■ Page and application data records
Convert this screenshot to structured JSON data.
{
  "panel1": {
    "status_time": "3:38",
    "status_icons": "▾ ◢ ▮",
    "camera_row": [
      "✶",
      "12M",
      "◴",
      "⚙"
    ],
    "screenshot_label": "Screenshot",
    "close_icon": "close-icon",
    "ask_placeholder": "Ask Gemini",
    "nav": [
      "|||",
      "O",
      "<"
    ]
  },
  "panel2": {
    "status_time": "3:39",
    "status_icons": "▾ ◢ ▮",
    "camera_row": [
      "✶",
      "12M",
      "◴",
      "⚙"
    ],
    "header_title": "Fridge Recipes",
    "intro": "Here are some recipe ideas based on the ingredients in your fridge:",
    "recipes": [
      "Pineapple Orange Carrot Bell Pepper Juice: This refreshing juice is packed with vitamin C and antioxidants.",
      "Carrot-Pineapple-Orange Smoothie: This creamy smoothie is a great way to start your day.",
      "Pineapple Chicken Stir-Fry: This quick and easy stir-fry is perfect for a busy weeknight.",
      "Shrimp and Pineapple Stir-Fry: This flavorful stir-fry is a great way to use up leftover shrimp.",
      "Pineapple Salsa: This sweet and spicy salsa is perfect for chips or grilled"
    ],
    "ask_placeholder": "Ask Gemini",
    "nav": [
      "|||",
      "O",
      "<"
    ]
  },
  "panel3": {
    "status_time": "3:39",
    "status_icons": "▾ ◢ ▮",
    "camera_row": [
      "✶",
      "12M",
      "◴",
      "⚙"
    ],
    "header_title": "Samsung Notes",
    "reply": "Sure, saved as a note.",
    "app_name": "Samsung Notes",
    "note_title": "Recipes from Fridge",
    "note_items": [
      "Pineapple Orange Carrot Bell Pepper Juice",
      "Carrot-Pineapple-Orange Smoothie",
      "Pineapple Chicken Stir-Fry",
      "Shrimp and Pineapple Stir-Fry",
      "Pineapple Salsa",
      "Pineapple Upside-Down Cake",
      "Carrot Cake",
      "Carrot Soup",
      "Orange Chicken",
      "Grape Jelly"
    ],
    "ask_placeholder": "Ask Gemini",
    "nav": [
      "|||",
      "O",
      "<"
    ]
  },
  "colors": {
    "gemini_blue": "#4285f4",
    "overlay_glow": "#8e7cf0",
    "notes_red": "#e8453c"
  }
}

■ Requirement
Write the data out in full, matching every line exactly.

■ Answer to this problem
Convert this screenshot to structured JSON data.
{
  "panel1": {
    "status_time": "3:38",
    "status_icons": "▾ ◢ ▮",
    "camera_row": [
      "✶",
      "12M",
      "◴",
      "⚙"
    ],
    "screenshot_label": "Screenshot",
    "close_icon": "close-icon",
    "ask_placeholder": "Ask Gemini",
    "nav": [
      "|||",
      "O",
      "<"
    ]
  },
  "panel2": {
    "status_time": "3:39",
    "status_icons": "▾ ◢ ▮",
    "camera_row": [
      "✶",
      "12M",
      "◴",
      "⚙"
    ],
    "header_title": "Fridge Recipes",
    "intro": "Here are some recipe ideas based on the ingredients in your fridge:",
    "recipes": [
      "Pineapple Orange Carrot Bell Pepper Juice: This refreshing juice is packed with vitamin C and antioxidants.",
      "Carrot-Pineapple-Orange Smoothie: This creamy smoothie is a great way to start your day.",
      "Pineapple Chicken Stir-Fry: This quick and easy stir-fry is perfect for a busy weeknight.",
      "Shrimp and Pineapple Stir-Fry: This flavorful stir-fry is a great way to use up leftover shrimp.",
      "Pineapple Salsa: This sweet and spicy salsa is perfect for chips or grilled"
    ],
    "ask_placeholder": "Ask Gemini",
    "nav": [
      "|||",
      "O",
      "<"
    ]
  },
  "panel3": {
    "status_time": "3:39",
    "status_icons": "▾ ◢ ▮",
    "camera_row": [
      "✶",
      "12M",
      "◴",
      "⚙"
    ],
    "header_title": "Samsung Notes",
    "reply": "Sure, saved as a note.",
    "app_name": "Samsung Notes",
    "note_title": "Recipes from Fridge",
    "note_items": [
      "Pineapple Orange Carrot Bell Pepper Juice",
      "Carrot-Pineapple-Orange Smoothie",
      "Pineapple Chicken Stir-Fry",
      "Shrimp and Pineapple Stir-Fry",
      "Pineapple Salsa",
      "Pineapple Upside-Down Cake",
      "Carrot Cake",
      "Carrot Soup",
      "Orange Chicken",
      "Grape Jelly"
    ],
    "ask_placeholder": "Ask Gemini",
    "nav": [
      "|||",
      "O",
      "<"
    ]
  },
  "colors": {
    "gemini_blue": "#4285f4",
    "overlay_glow": "#8e7cf0",
    "notes_red": "#e8453c"
  }
}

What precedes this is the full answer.